I’m detecting a doll fetish as director William Brent Bell follows up “The Boy” and “Brahms: The Boy II” with another horror film that features bigger adult-size dolls that haunt a Brooklyn brownstone in this not-so-scary tale of possession. “Separation” suffers from a senseless storyline and a set of unlikable characters with no redeeming qualities. The special effects are quite menacing but wasted as the film fails to connect with the audience.
Violet McGraw, Brian Cox, Rupert Friend, Madeline Brewer, Mamie Gummer, Troy James,
Simon Quarterman, Manny Perez, Chelsea Debo
Directed by William Brent Bell
Maggie (Mamie Gummer) works as a lawyer for the firm run by her father Rivers (Brian Cox). For the last two years, she’s kept the family afloat while her unemployed husband Jeff (Rupert Friend), a graphic artist who used to illustrate comics, struggles to find a job. Their 8-year-old daughter Jenny (Violet McGraw) is unfortunately caught in the middle as Maggie and Jeff constantly argue over his lack of motivation and her workaholic nature. You can probably guess their conversations. If there was ever any love in this marriage it crumbled a long time ago.
Jenny spends most of her time withdrawn in her room playing with a set of horror dolls named “The Grisly Kin” based on her dad’s illustrations. Had Jeff played his cards right he could have landed a television show based on his creations but chose instead to argue with the network over creative differences. It’s the main cause of contention in his marriage. Had Jeff taken the deal Maggie could have spent more time with Jenny instead of working for her father.

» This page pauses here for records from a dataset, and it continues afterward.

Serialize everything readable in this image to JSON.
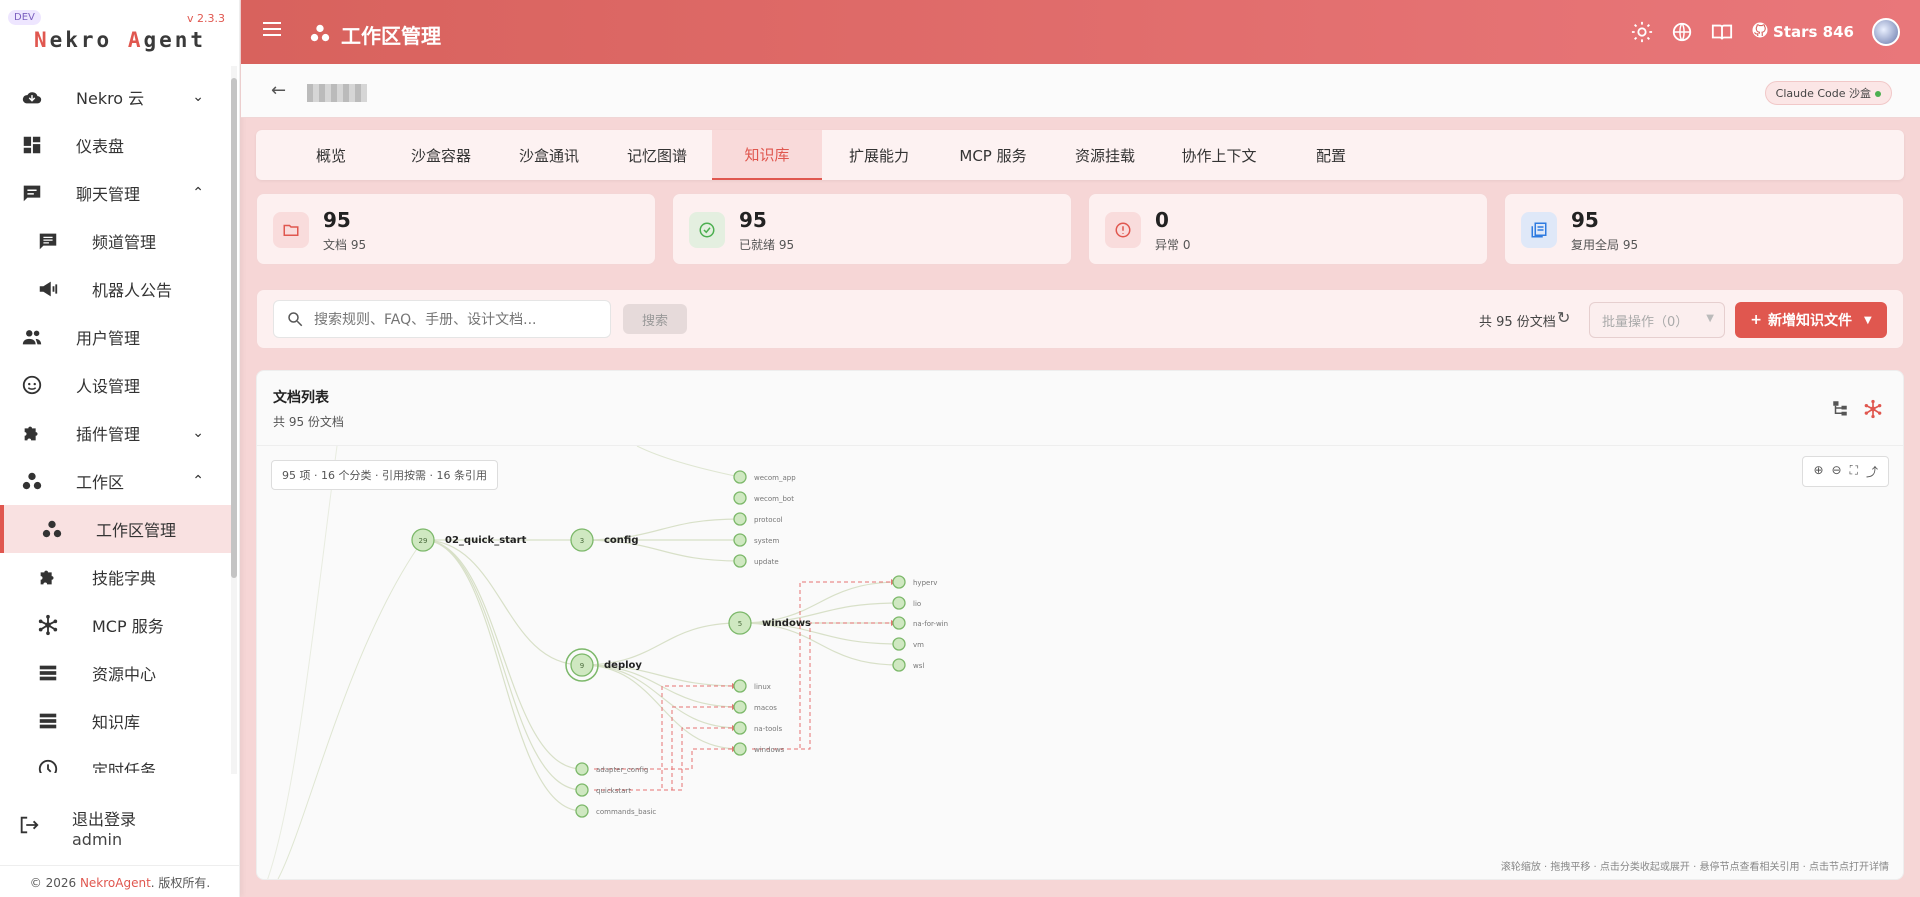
{
  "sidebar": {
    "dev_badge": "DEV",
    "version": "v 2.3.3",
    "brand_a": "N",
    "brand_b": "ekro ",
    "brand_c": "A",
    "brand_d": "gent",
    "items": [
      {
        "label": "Nekro 云",
        "icon": "cloud-download-icon",
        "chevron": "⌄"
      },
      {
        "label": "仪表盘",
        "icon": "dashboard-icon"
      },
      {
        "label": "聊天管理",
        "icon": "chat-icon",
        "chevron": "⌃"
      },
      {
        "label": "频道管理",
        "icon": "channel-icon"
      },
      {
        "label": "机器人公告",
        "icon": "megaphone-icon"
      },
      {
        "label": "用户管理",
        "icon": "users-icon"
      },
      {
        "label": "人设管理",
        "icon": "face-icon"
      },
      {
        "label": "插件管理",
        "icon": "puzzle-icon",
        "chevron": "⌄"
      },
      {
        "label": "工作区",
        "icon": "workspace-icon",
        "chevron": "⌃"
      },
      {
        "label": "工作区管理",
        "icon": "workspace-icon"
      },
      {
        "label": "技能字典",
        "icon": "puzzle-icon"
      },
      {
        "label": "MCP 服务",
        "icon": "hub-icon"
      },
      {
        "label": "资源中心",
        "icon": "list-icon"
      },
      {
        "label": "知识库",
        "icon": "list-icon"
      },
      {
        "label": "定时任务",
        "icon": "clock-icon"
      }
    ],
    "logout_label": "退出登录",
    "user": "admin",
    "footer_prefix": "© 2026 ",
    "footer_brand": "NekroAgent",
    "footer_suffix": ". 版权所有."
  },
  "header": {
    "title": "工作区管理",
    "stars": "Stars 846"
  },
  "subbar": {
    "badge": "Claude Code 沙盒"
  },
  "tabs": [
    "概览",
    "沙盒容器",
    "沙盒通讯",
    "记忆图谱",
    "知识库",
    "扩展能力",
    "MCP 服务",
    "资源挂载",
    "协作上下文",
    "配置"
  ],
  "active_tab": 4,
  "stats": [
    {
      "num": "95",
      "sub": "文档 95",
      "color": "#e0574f",
      "bg": "#f9dcdc"
    },
    {
      "num": "95",
      "sub": "已就绪 95",
      "color": "#4caf50",
      "bg": "#e4efe0"
    },
    {
      "num": "0",
      "sub": "异常 0",
      "color": "#e0574f",
      "bg": "#f9dcdc"
    },
    {
      "num": "95",
      "sub": "复用全局 95",
      "color": "#2f7be0",
      "bg": "#dfe8f8"
    }
  ],
  "search": {
    "placeholder": "搜索规则、FAQ、手册、设计文档...",
    "button": "搜索",
    "count": "共 95 份文档",
    "batch": "批量操作（0）",
    "new_button": "新增知识文件"
  },
  "panel": {
    "title": "文档列表",
    "subtitle": "共 95 份文档",
    "chip": "95 项 · 16 个分类 · 引用按需 · 16 条引用",
    "hint": "滚轮缩放 · 拖拽平移 · 点击分类收起或展开 · 悬停节点查看相关引用 · 点击节点打开详情"
  },
  "graph": {
    "nodes": [
      {
        "id": "quick",
        "label": "02_quick_start",
        "count": "29",
        "big": true
      },
      {
        "id": "config",
        "label": "config",
        "count": "3",
        "big": true
      },
      {
        "id": "windows",
        "label": "windows",
        "count": "5",
        "big": true
      },
      {
        "id": "deploy",
        "label": "deploy",
        "count": "9",
        "big": true,
        "ring": true
      },
      {
        "id": "wecom_app",
        "label": "wecom_app"
      },
      {
        "id": "wecom_bot",
        "label": "wecom_bot"
      },
      {
        "id": "protocol",
        "label": "protocol"
      },
      {
        "id": "system",
        "label": "system"
      },
      {
        "id": "update",
        "label": "update"
      },
      {
        "id": "hyperv",
        "label": "hyperv"
      },
      {
        "id": "lio",
        "label": "lio"
      },
      {
        "id": "na-for-win",
        "label": "na-for-win"
      },
      {
        "id": "vm",
        "label": "vm"
      },
      {
        "id": "wsl",
        "label": "wsl"
      },
      {
        "id": "linux",
        "label": "linux"
      },
      {
        "id": "macos",
        "label": "macos"
      },
      {
        "id": "na-tools",
        "label": "na-tools"
      },
      {
        "id": "windows2",
        "label": "windows"
      },
      {
        "id": "adapter_config",
        "label": "adapter_config"
      },
      {
        "id": "quickstart",
        "label": "quickstart"
      },
      {
        "id": "commands_basic",
        "label": "commands_basic"
      }
    ],
    "edges": [
      [
        "quick",
        "config"
      ],
      [
        "quick",
        "deploy"
      ],
      [
        "quick",
        "adapter_config"
      ],
      [
        "quick",
        "quickstart"
      ],
      [
        "quick",
        "commands_basic"
      ],
      [
        "config",
        "protocol"
      ],
      [
        "config",
        "system"
      ],
      [
        "config",
        "update"
      ],
      [
        "deploy",
        "windows"
      ],
      [
        "deploy",
        "linux"
      ],
      [
        "deploy",
        "macos"
      ],
      [
        "deploy",
        "na-tools"
      ],
      [
        "deploy",
        "windows2"
      ],
      [
        "windows",
        "hyperv"
      ],
      [
        "windows",
        "lio"
      ],
      [
        "windows",
        "na-for-win"
      ],
      [
        "windows",
        "vm"
      ],
      [
        "windows",
        "wsl"
      ]
    ],
    "refs": [
      [
        "windows2",
        "hyperv"
      ],
      [
        "windows2",
        "na-for-win"
      ],
      [
        "quickstart",
        "linux"
      ],
      [
        "quickstart",
        "macos"
      ],
      [
        "quickstart",
        "na-tools"
      ],
      [
        "adapter_config",
        "windows2"
      ]
    ],
    "colors": {
      "node": "#cfe8c1",
      "stroke": "#7cb86a",
      "edge": "#d8e0c8",
      "ref": "#e57373"
    }
  }
}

She has built up so much animosity towards Jeff that she files for divorce seeking full custody of Jenny.
It’s a little too late but Jeff gets off his butt and takes a gig as an inker for a new dark comic series instead of spending most of the time reminiscing about his glory days with Jenny’s 20-year-old babysitter Samantha (Madeline Brewer), a comic book enthusiast who idolizes Jeff. Maggie, meanwhile, drops a bomb that she’s relocating to Seattle and taking Jenny with her. This sets up a custody battle with Rivers representing his daughter while taking every opportunity to paint his son-in-law as a deadbeat.

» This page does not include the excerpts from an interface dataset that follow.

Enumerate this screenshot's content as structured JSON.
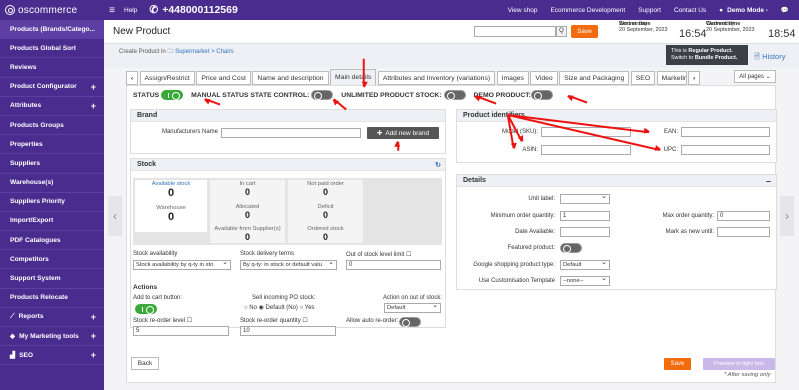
{
  "topbar": {
    "logo": "oscommerce",
    "help": "Help",
    "phone": "+448000112569",
    "links": [
      "View shop",
      "Ecommerce Development",
      "Support",
      "Contact Us"
    ],
    "user": "Demo Mode -"
  },
  "sidebar": {
    "items": [
      {
        "label": "Products (Brands/Catego...",
        "plus": false
      },
      {
        "label": "Products Global Sort",
        "plus": false
      },
      {
        "label": "Reviews",
        "plus": false
      },
      {
        "label": "Product Configurator",
        "plus": true
      },
      {
        "label": "Attributes",
        "plus": true
      },
      {
        "label": "Products Groups",
        "plus": false
      },
      {
        "label": "Properties",
        "plus": false
      },
      {
        "label": "Suppliers",
        "plus": false
      },
      {
        "label": "Warehouse(s)",
        "plus": false
      },
      {
        "label": "Suppliers Priority",
        "plus": false
      },
      {
        "label": "Import/Export",
        "plus": false
      },
      {
        "label": "PDF Catalogues",
        "plus": false
      },
      {
        "label": "Competitors",
        "plus": false
      },
      {
        "label": "Support System",
        "plus": false
      },
      {
        "label": "Products Relocate",
        "plus": false
      },
      {
        "label": "Reports",
        "plus": true
      },
      {
        "label": "My Marketing tools",
        "plus": true
      },
      {
        "label": "SEO",
        "plus": true
      }
    ]
  },
  "header": {
    "title": "New Product",
    "save": "Save",
    "search_icon": "Q",
    "server": {
      "label": "Server time",
      "day": "Wednesday",
      "date": "20 September, 2023",
      "time": "16:54"
    },
    "current": {
      "label": "Current time",
      "day": "Wednesday",
      "date": "20 September, 2023",
      "time": "18:54"
    }
  },
  "breadcrumb": {
    "prefix": "Create Product in",
    "path": "Supermarket > Chairs"
  },
  "tooltip": {
    "line1_pre": "This is ",
    "line1_b": "Regular Product.",
    "line2_pre": "Switch to ",
    "line2_b": "Bundle Product."
  },
  "history": "History",
  "tabs": [
    "Assign/Restrict",
    "Price and Cost",
    "Name and description",
    "Main details",
    "Attributes and Inventory (variations)",
    "Images",
    "Video",
    "Size and Packaging",
    "SEO",
    "Marketing"
  ],
  "all_pages": "All pages",
  "status_row": {
    "status": "STATUS",
    "manual": "MANUAL STATUS STATE CONTROL:",
    "unlimited": "UNLIMITED PRODUCT STOCK:",
    "demo": "DEMO PRODUCT:"
  },
  "brand": {
    "title": "Brand",
    "manufacturers_label": "Manufacturers Name",
    "add_button": "Add new brand"
  },
  "identifiers": {
    "title": "Product identifiers",
    "model": "Model (SKU):",
    "ean": "EAN:",
    "asin": "ASIN:",
    "upc": "UPC:"
  },
  "stock": {
    "title": "Stock",
    "cells": [
      {
        "label": "Available stock",
        "value": "0"
      },
      {
        "label": "In cart",
        "value": "0"
      },
      {
        "label": "Not paid order",
        "value": "0"
      },
      {
        "label": "Warehouse",
        "value": "0"
      },
      {
        "label": "Allocated",
        "value": "0"
      },
      {
        "label": "Deficit",
        "value": "0"
      },
      {
        "label": "Available from Supplier(s)",
        "value": "0"
      },
      {
        "label": "Ordered stock",
        "value": "0"
      }
    ],
    "availability_label": "Stock availability",
    "availability_value": "Stock availability by q-ty in sto",
    "delivery_label": "Stock delivery terms",
    "delivery_value": "By q-ty: in stock or default valu",
    "limit_label": "Out of stock level limit",
    "limit_value": "0"
  },
  "actions": {
    "title": "Actions",
    "add_to_cart": "Add to cart button:",
    "sell_po": "Sell incoming PO stock:",
    "radio_no": "No",
    "radio_default": "Default (No)",
    "radio_yes": "Yes",
    "action_out": "Action on out of stock:",
    "action_value": "Default",
    "reorder_level": "Stock re-order level",
    "reorder_level_value": "5",
    "reorder_qty": "Stock re-order quantity",
    "reorder_qty_value": "10",
    "auto_reorder": "Allow auto re-order:"
  },
  "details": {
    "title": "Details",
    "unit_label": "Unit label:",
    "min_qty": "Minimum order quantity:",
    "min_qty_value": "1",
    "max_qty": "Max order quantity:",
    "max_qty_value": "0",
    "date_available": "Date Available:",
    "mark_new": "Mark as new until:",
    "featured": "Featured product:",
    "google_type": "Google shopping product type:",
    "google_value": "Default",
    "customisation": "Use Customisation Template",
    "customisation_value": "--none--"
  },
  "footer": {
    "back": "Back",
    "save": "Save",
    "preview": "Preview in light box",
    "note": "* After saving only"
  }
}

The tone shifts after a hit-and-run tragically claims Maggie’s life and now Jeff is faced with raising Jenny on his own. Rivers is still hell-bent on taking Jenny away from her father and is now considering battling for custody of his granddaughter.
The script by Josh Braun and Nick Amadeus fails at connecting any of these characters with the audience. The women in the story are all evil, Maggie is a battle-ax, Samantha is a loon, Jeff is a slacker, Rivers is an a-hole, and Jenny is a pawn caught up in a bad story that doesn’t generate any sympathy.

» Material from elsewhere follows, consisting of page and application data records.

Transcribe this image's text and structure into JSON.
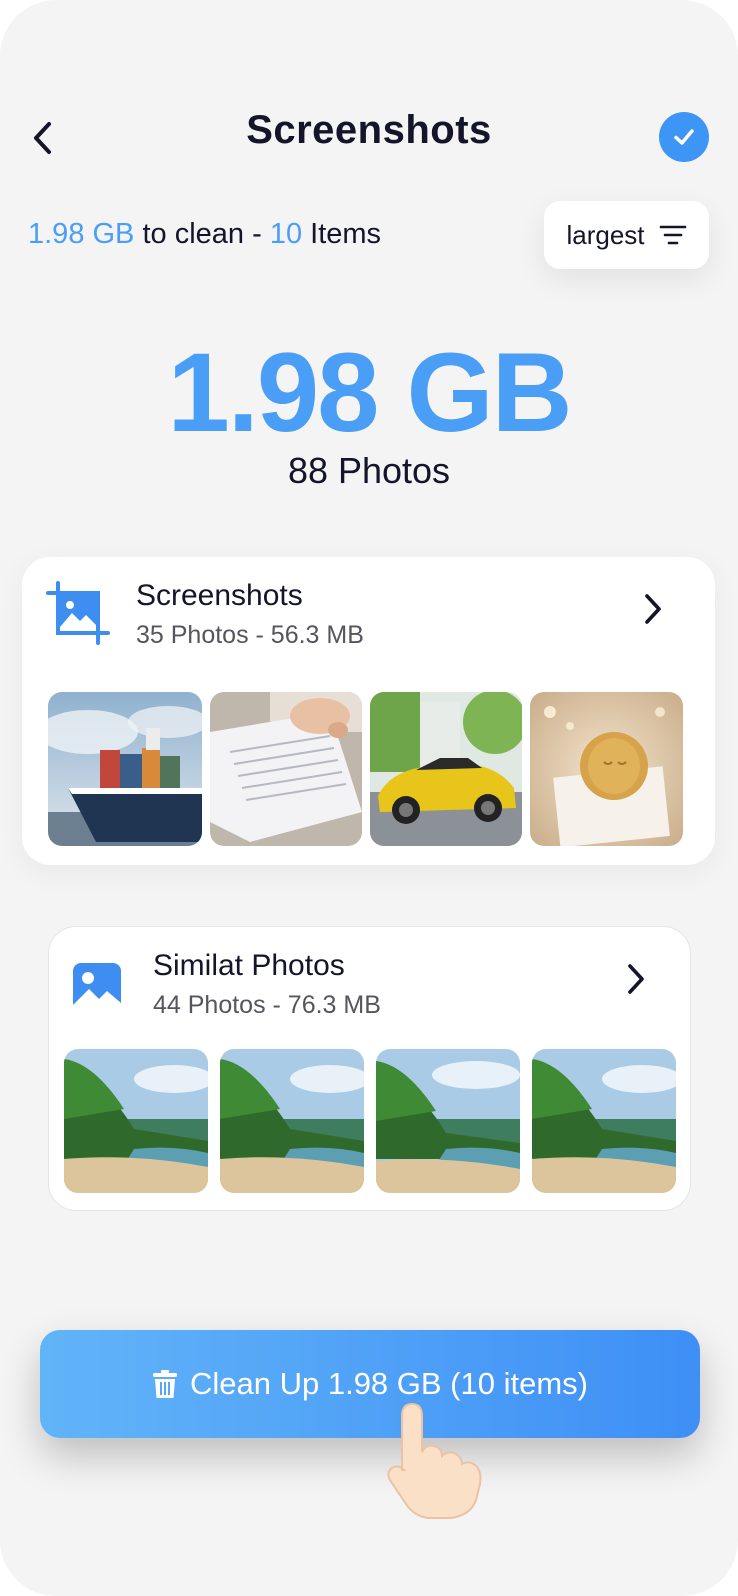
{
  "header": {
    "title": "Screenshots"
  },
  "summary": {
    "size": "1.98 GB",
    "to_clean": "to clean -",
    "count": "10",
    "items_label": "Items"
  },
  "sort": {
    "label": "largest"
  },
  "total": {
    "size": "1.98 GB",
    "photos": "88 Photos"
  },
  "groups": [
    {
      "title": "Screenshots",
      "subtitle": "35 Photos - 56.3 MB",
      "icon": "crop-image-icon",
      "thumbnails": [
        "cargo-ship",
        "documents-hand",
        "yellow-sports-car",
        "candle-decor"
      ]
    },
    {
      "title": "Similat Photos",
      "subtitle": "44 Photos - 76.3 MB",
      "icon": "image-icon",
      "thumbnails": [
        "tropical-beach",
        "tropical-beach",
        "tropical-beach",
        "tropical-beach"
      ]
    }
  ],
  "clean_button": {
    "label": "Clean Up 1.98 GB (10 items)"
  },
  "colors": {
    "accent": "#4a9ef5",
    "text": "#14142b",
    "background": "#f4f4f5"
  }
}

Simon Quarterman plays Jeff’s new boss Alan, a spiritual guy who’s writing the supernatural graphic novel that Jeff is working on. He serves as the film’s play-by-play medium informing Jeff that his brownstone is haunted, and it sounds like an angry soul trapped in this world. Maggie are you there? He must also be a shaman since he gives Jeff a psychoactive brew to drink in order to communicate with the evil entity aka his almost ex-wife.
While the makeup effects at times looking creepy as Jeff’s Grisly Kin figurines come to life when the entities take on their appearance — one of them played by contortionist Troy James doing his Linda Blair impersonation — but it’s never explained why. If one of the ghosts is really Maggie, then why does she appear as one of Jeff’s creations? I would imagine that would be the last thing she would want. Also, these spooky things pop up without really causing any havoc. I was waiting for Linus from Peanuts to make an appearance exclaiming “Look, there he is, The Great Pumpkin” as the Grisly Kin figure rises from the darkness and quickly fades away.
The CGI effects on the other hand look cheap as in one scene when the family portrait catches on fire but only on Jeff’s side causing his face to look distorted as if it were melting instead of the huge flames actually burning the portrait. In other scenes, a red filter is used to wash out the color which seems like a gimmick from the William Castle playbook. They should have passed out special glasses you could put on to “shield yourself from the terror.”
“Separation” fails miserably as a horror film but fares better as a divorce drama. The admirable cast is caught up in a bunch of supernatural hogwash. If you want to see Brian Cox in a horror film rent 2002’s “The Ring.” I’ll take Samara over Samantha any day.
Now showing in theaters